Ullrey, Duane E, Stacey A. Moore-Doumit, Joni B. Bernard, and Sunder P. Shrestha (1995). Limitations of plasma or serum analysis in assessing Vitamin E status of domestic and wild animals. In Proceedings of the First Conference on Zoo and Wildlife Nutrition, AZA Nutrition Advisory Group, Scarborough, OT.
Venipuncture is a relatively noninvasive means of sampling tissues for determination of deviations from physiologic norms. To the extent that norms can be defined and deviations from norms can be associated with abnormality, blood analyses may be medically useful. However, studies of vitamin E metabolism have shown that neither the magnitude of body stores nor the availability of dietary supplies are consistently reflected in alpha-tocopherol concentrations within single samples of plasma or serum. Vitamin E is the major antioxidant within cell membrane lipids and protects them against oxidative damage from free radical attack. If vitamin E intake exceeds need, stores accumulate, particularly in liver , muscle, and adipose tissue. However, the kinetics of absorption, transport, and retention vary with the amount and form of vitamin E, and different tissues have different rates of vitamin E turnover.

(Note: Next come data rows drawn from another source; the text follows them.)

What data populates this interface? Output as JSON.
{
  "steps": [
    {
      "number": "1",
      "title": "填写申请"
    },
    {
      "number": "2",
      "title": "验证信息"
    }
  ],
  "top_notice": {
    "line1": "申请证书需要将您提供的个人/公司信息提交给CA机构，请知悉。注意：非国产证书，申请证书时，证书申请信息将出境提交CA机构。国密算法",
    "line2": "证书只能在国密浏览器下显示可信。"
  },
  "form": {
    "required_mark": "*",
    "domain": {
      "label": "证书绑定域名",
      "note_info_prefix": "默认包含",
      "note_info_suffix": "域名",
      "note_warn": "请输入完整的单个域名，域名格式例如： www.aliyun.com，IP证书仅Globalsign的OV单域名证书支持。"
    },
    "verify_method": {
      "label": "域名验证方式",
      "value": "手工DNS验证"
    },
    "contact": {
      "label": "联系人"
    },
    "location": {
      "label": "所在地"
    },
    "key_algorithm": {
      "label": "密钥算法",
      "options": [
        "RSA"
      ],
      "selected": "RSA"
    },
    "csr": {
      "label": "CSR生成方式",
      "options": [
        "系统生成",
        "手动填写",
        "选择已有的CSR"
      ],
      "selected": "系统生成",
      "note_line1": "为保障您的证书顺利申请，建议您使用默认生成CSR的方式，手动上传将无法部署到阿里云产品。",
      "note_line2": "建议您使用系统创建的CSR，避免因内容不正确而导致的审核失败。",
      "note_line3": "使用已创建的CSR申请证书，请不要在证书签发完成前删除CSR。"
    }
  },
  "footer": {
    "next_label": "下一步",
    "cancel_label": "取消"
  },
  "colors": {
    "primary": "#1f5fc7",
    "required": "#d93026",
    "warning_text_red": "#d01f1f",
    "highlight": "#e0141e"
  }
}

Studies with swine, horses, elephants, and white-tailed deer that were repeatedly sampled showed that individual animals had plasma or serum alpha- tocopherol concentrations that differed up to two to three- fold from those of other individuals even though age, diet, or work history were the same. Plasma or serum alpha-tocopherol concentrations in young animals with limited vitamin E stores are more likely to reflect the balance between intake, stores, and need, but that reflection is frequently distorted by individually characteristic factors. Thus, a single plasma or serum analysis is unlikely to accurately portray vitamin E status of an animal group, and it may be necessary to use repeated plasma or serum assays or functional tests that relate directly to protection against oxidative cell damage.Assessing Vitamin E Status of Domestic and Wild Animals.pdf     422 KB